In England and Wales sharing private sexual photographs with intent to cause distress (or ‘revenge porn’) is a specific criminal offence. This is not yet the case in Scotland – although that might change soon. However this doesn’t mean that there’s nothing the Police can do.

At the moment someone who shares a sexual image without permission may be committing a number of criminal offences, including improper use of a public electronic communications network, threatening and abusive behaviour, blackmail, and stalking.

It is an offence to send sexual images of yourself or sexual messages to someone under 16, or to send sexual images or messages to anyone who does not consent to receiving them where this is done for the purpose of obtaining sexual gratification or causing humiliation, alarm or distress to the recipient.

What to do if someone shares your images

If someone has used your images without your consent or is threatening to use your images without your consent and this is causing you distress you should tell the Police. Don’t be embarrassed – it’s not your fault, it is a form of abuse and that person had no right to share your images.

If images are uploaded to a website you might be able to request that the site remove it. Most social networks don’t allow nudity, and many adult sites only allow content uploaded with consent. Many websites have a ‘report’ function which can be used to request a photo is removed. You may be also able to request that a search engine which holds the information remove it. Some search engines have tools to remove search listings and content in your name under their “right to be forgotten” rules.
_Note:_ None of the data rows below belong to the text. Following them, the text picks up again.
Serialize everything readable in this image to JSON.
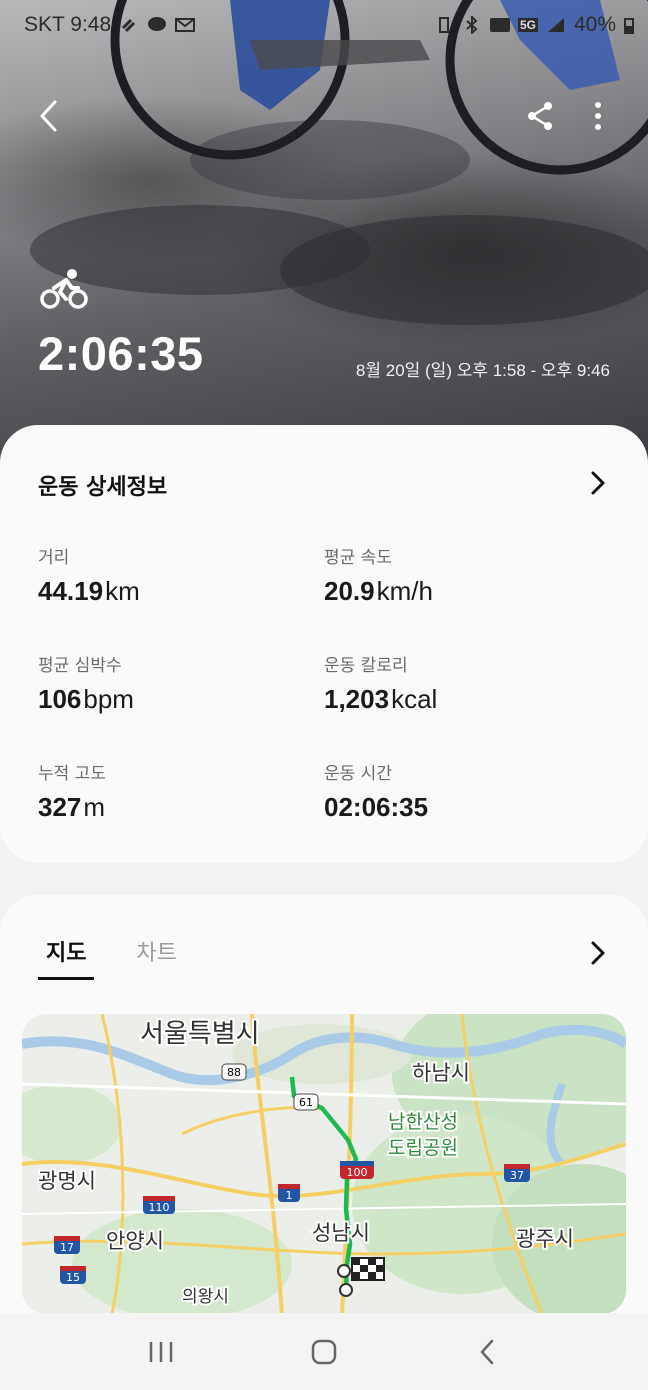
{
  "status_bar": {
    "carrier_time": "SKT 9:48",
    "battery": "40%",
    "network": "5G",
    "icons": [
      "link-icon",
      "talk-icon",
      "mail-icon",
      "vibrate-icon",
      "bluetooth-icon",
      "hd-voice-icon",
      "signal-icon",
      "battery-icon"
    ]
  },
  "header": {
    "activity_icon": "cycling-icon",
    "duration": "2:06:35",
    "date_range": "8월 20일 (일) 오후 1:58 - 오후 9:46"
  },
  "details": {
    "title": "운동 상세정보",
    "metrics": [
      {
        "label": "거리",
        "value": "44.19",
        "unit": "km"
      },
      {
        "label": "평균 속도",
        "value": "20.9",
        "unit": "km/h"
      },
      {
        "label": "평균 심박수",
        "value": "106",
        "unit": "bpm"
      },
      {
        "label": "운동 칼로리",
        "value": "1,203",
        "unit": "kcal"
      },
      {
        "label": "누적 고도",
        "value": "327",
        "unit": "m"
      },
      {
        "label": "운동 시간",
        "value": "02:06:35",
        "unit": ""
      }
    ]
  },
  "map_section": {
    "tabs": [
      {
        "label": "지도",
        "active": true
      },
      {
        "label": "차트",
        "active": false
      }
    ],
    "places": [
      "서울특별시",
      "하남시",
      "남한산성",
      "도립공원",
      "광명시",
      "안양시",
      "성남시",
      "광주시",
      "의왕시"
    ],
    "highways": [
      "88",
      "61",
      "100",
      "1",
      "110",
      "37",
      "17",
      "15"
    ],
    "route_color": "#1db954"
  },
  "colors": {
    "accent": "#111111",
    "label": "#6b6b6b",
    "route": "#1db954",
    "shield_red": "#c4262e",
    "shield_blue": "#2255a4"
  }
}
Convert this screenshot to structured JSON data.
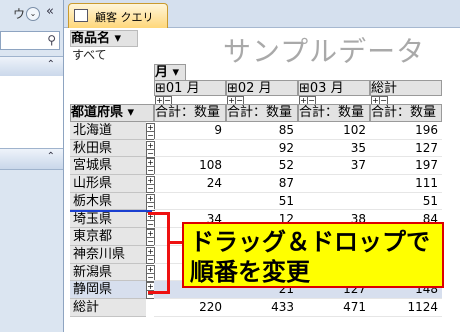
{
  "nav": {
    "title_fragment": "ウト",
    "dropdown_glyph": "⌄",
    "collapse_glyph": "«",
    "search_icon": "search-icon",
    "group_chevron_up": "⌃"
  },
  "tab": {
    "label": "顧客 クエリ"
  },
  "filter": {
    "field": "商品名",
    "arrow": "▾",
    "value": "すべて"
  },
  "title": "サンプルデータ",
  "column_field": {
    "label": "月",
    "arrow": "▾"
  },
  "column_groups": [
    {
      "label": "⊞01 月"
    },
    {
      "label": "⊞02 月"
    },
    {
      "label": "⊞03 月"
    },
    {
      "label": "総計"
    }
  ],
  "value_header": "合計：数量",
  "row_field": {
    "label": "都道府県",
    "arrow": "▾"
  },
  "rows": [
    {
      "name": "北海道",
      "v1": "9",
      "v2": "85",
      "v3": "102",
      "total": "196"
    },
    {
      "name": "秋田県",
      "v1": "",
      "v2": "92",
      "v3": "35",
      "total": "127"
    },
    {
      "name": "宮城県",
      "v1": "108",
      "v2": "52",
      "v3": "37",
      "total": "197"
    },
    {
      "name": "山形県",
      "v1": "24",
      "v2": "87",
      "v3": "",
      "total": "111"
    },
    {
      "name": "栃木県",
      "v1": "",
      "v2": "51",
      "v3": "",
      "total": "51"
    },
    {
      "name": "埼玉県",
      "v1": "34",
      "v2": "12",
      "v3": "38",
      "total": "84"
    },
    {
      "name": "東京都",
      "v1": "",
      "v2": "",
      "v3": "",
      "total": ""
    },
    {
      "name": "神奈川県",
      "v1": "",
      "v2": "",
      "v3": "",
      "total": ""
    },
    {
      "name": "新潟県",
      "v1": "",
      "v2": "",
      "v3": "",
      "total": ""
    },
    {
      "name": "静岡県",
      "v1": "",
      "v2": "21",
      "v3": "127",
      "total": "148"
    }
  ],
  "grand_total": {
    "name": "総計",
    "v1": "220",
    "v2": "433",
    "v3": "471",
    "total": "1124"
  },
  "callout": {
    "line1": "ドラッグ＆ドロップで",
    "line2": "順番を変更"
  },
  "colors": {
    "callout_bg": "#ffff00",
    "bracket": "#e11111",
    "drop_line": "#1a3fd0",
    "tab_accent": "#ffd77a"
  }
}
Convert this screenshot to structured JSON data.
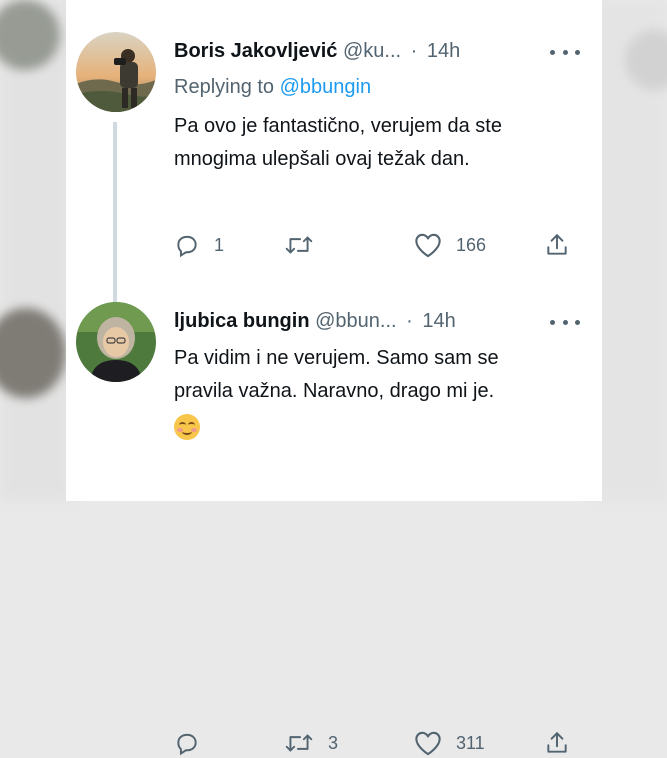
{
  "tweets": [
    {
      "author_name": "Boris Jakovljević",
      "handle": "@ku...",
      "separator": "·",
      "time": "14h",
      "replying_prefix": "Replying to ",
      "replying_to": "@bbungin",
      "text": "Pa ovo je fantastično, verujem da ste mnogima ulepšali ovaj težak dan.",
      "reply_count": "1",
      "retweet_count": "",
      "like_count": "166"
    },
    {
      "author_name": "ljubica bungin",
      "handle": "@bbun...",
      "separator": "·",
      "time": "14h",
      "text": "Pa vidim i ne verujem. Samo sam se pravila važna. Naravno, drago mi je.",
      "reply_count": "",
      "retweet_count": "3",
      "like_count": "311"
    }
  ],
  "icons": {
    "reply": "reply-icon",
    "retweet": "retweet-icon",
    "like": "heart-icon",
    "share": "share-icon",
    "more": "more-icon",
    "emoji": "smiling-face-emoji"
  },
  "colors": {
    "link": "#1d9bf0",
    "secondary_text": "#536471",
    "primary_text": "#0f1419"
  }
}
However this doesn’t apply to all content or all search engines. 

Unfortunately you can’t know who has taken a copy already or who might have it on a private device but the Police might be able to help you.